═════ Source data

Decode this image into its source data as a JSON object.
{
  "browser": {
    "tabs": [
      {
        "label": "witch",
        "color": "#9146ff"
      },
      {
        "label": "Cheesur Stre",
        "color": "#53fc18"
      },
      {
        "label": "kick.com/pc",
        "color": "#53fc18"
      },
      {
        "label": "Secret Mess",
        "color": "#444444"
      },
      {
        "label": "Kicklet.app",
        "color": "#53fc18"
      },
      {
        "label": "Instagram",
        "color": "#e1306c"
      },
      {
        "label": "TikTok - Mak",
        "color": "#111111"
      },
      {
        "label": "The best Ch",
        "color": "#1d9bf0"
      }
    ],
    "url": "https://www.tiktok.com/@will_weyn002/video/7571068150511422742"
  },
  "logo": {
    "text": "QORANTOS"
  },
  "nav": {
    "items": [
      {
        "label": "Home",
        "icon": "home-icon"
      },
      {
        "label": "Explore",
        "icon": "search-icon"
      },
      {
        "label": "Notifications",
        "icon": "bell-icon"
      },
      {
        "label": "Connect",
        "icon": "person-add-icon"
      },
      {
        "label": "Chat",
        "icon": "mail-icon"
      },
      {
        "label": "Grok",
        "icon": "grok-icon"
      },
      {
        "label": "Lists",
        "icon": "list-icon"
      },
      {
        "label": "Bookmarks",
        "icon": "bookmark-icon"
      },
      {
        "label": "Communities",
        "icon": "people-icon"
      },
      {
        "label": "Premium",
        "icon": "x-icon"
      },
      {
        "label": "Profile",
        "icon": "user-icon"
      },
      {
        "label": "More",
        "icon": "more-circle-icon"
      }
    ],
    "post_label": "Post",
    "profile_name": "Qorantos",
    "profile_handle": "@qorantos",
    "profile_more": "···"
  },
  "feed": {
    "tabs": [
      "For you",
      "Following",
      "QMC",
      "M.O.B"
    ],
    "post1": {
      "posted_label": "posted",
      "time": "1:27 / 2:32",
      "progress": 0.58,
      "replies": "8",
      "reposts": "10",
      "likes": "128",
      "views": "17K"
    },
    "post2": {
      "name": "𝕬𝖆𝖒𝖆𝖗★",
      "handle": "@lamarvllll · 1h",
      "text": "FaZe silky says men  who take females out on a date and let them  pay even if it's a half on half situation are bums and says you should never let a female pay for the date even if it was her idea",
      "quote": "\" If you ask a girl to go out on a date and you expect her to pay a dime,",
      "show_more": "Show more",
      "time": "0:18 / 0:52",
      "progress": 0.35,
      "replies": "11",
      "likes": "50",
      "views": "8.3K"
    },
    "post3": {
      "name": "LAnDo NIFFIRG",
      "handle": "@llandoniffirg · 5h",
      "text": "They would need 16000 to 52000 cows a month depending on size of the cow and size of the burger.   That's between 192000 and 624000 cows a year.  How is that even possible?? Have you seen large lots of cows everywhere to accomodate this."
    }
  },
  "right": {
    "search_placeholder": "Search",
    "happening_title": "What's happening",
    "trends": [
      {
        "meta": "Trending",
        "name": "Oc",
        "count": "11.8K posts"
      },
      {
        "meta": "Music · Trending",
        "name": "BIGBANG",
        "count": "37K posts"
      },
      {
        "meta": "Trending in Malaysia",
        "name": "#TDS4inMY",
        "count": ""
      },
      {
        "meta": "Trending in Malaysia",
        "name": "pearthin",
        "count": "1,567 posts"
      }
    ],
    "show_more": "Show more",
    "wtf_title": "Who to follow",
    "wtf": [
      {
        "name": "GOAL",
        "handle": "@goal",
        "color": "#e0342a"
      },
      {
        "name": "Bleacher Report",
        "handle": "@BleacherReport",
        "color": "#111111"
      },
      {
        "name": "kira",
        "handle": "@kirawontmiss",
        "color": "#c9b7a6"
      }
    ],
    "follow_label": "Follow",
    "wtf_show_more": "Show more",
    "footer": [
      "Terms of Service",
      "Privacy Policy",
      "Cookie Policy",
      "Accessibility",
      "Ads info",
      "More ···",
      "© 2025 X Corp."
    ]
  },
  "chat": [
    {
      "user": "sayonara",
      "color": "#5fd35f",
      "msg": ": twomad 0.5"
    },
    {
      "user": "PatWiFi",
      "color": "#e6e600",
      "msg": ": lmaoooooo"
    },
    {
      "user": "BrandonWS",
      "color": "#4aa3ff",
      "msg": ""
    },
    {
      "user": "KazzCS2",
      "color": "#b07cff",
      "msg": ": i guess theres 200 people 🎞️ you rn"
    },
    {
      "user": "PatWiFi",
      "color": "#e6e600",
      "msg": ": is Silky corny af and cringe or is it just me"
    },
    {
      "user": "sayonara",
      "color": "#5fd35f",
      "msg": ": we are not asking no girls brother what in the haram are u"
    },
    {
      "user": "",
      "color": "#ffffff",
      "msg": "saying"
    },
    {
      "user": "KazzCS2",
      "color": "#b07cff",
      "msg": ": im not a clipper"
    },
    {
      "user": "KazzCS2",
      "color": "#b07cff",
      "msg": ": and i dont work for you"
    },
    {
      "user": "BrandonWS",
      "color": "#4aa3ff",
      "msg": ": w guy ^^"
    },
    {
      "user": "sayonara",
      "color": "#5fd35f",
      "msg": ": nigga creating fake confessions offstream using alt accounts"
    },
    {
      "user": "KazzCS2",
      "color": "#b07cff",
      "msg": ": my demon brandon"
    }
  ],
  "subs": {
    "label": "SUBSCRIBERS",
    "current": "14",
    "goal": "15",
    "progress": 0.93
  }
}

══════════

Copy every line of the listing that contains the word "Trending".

Task result:
        "meta": "Trending",
        "meta": "Music · Trending",
        "meta": "Trending in Malaysia",
        "meta": "Trending in Malaysia",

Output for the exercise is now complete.